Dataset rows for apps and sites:
[Start of Attachment]
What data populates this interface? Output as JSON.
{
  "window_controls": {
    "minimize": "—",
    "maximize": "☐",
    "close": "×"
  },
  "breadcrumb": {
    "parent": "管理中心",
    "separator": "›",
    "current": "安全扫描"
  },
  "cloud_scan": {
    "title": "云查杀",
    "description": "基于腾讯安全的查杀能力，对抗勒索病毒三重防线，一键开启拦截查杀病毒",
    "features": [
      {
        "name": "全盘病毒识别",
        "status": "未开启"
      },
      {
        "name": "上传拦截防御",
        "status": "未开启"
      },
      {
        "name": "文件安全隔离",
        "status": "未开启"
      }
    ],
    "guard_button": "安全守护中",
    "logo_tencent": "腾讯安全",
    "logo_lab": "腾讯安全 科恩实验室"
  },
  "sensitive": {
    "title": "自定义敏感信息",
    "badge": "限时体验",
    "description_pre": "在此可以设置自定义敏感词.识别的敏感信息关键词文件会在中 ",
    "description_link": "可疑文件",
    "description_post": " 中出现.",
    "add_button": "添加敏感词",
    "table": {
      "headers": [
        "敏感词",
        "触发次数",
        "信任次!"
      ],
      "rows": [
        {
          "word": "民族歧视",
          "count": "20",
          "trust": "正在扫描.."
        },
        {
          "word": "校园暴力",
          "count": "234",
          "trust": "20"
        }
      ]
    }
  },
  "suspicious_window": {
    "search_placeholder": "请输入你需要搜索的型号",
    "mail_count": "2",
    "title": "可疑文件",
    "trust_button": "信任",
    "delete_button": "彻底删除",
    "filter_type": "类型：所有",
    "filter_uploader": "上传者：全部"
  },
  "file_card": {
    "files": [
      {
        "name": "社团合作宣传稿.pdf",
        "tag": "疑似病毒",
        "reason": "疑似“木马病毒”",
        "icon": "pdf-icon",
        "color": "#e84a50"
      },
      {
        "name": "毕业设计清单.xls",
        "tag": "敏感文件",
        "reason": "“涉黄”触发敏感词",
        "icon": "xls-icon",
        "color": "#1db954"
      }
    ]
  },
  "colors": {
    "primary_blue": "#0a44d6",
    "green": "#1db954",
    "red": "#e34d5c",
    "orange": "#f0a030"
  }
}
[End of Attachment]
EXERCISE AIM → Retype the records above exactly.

RESPONSE BELOW →
What data populates this interface? Output as JSON.
{
  "window_controls": {
    "minimize": "—",
    "maximize": "☐",
    "close": "×"
  },
  "breadcrumb": {
    "parent": "管理中心",
    "separator": "›",
    "current": "安全扫描"
  },
  "cloud_scan": {
    "title": "云查杀",
    "description": "基于腾讯安全的查杀能力，对抗勒索病毒三重防线，一键开启拦截查杀病毒",
    "features": [
      {
        "name": "全盘病毒识别",
        "status": "未开启"
      },
      {
        "name": "上传拦截防御",
        "status": "未开启"
      },
      {
        "name": "文件安全隔离",
        "status": "未开启"
      }
    ],
    "guard_button": "安全守护中",
    "logo_tencent": "腾讯安全",
    "logo_lab": "腾讯安全 科恩实验室"
  },
  "sensitive": {
    "title": "自定义敏感信息",
    "badge": "限时体验",
    "description_pre": "在此可以设置自定义敏感词.识别的敏感信息关键词文件会在中 ",
    "description_link": "可疑文件",
    "description_post": " 中出现.",
    "add_button": "添加敏感词",
    "table": {
      "headers": [
        "敏感词",
        "触发次数",
        "信任次!"
      ],
      "rows": [
        {
          "word": "民族歧视",
          "count": "20",
          "trust": "正在扫描.."
        },
        {
          "word": "校园暴力",
          "count": "234",
          "trust": "20"
        }
      ]
    }
  },
  "suspicious_window": {
    "search_placeholder": "请输入你需要搜索的型号",
    "mail_count": "2",
    "title": "可疑文件",
    "trust_button": "信任",
    "delete_button": "彻底删除",
    "filter_type": "类型：所有",
    "filter_uploader": "上传者：全部"
  },
  "file_card": {
    "files": [
      {
        "name": "社团合作宣传稿.pdf",
        "tag": "疑似病毒",
        "reason": "疑似“木马病毒”",
        "icon": "pdf-icon",
        "color": "#e84a50"
      },
      {
        "name": "毕业设计清单.xls",
        "tag": "敏感文件",
        "reason": "“涉黄”触发敏感词",
        "icon": "xls-icon",
        "color": "#1db954"
      }
    ]
  },
  "colors": {
    "primary_blue": "#0a44d6",
    "green": "#1db954",
    "red": "#e34d5c",
    "orange": "#f0a030"
  }
}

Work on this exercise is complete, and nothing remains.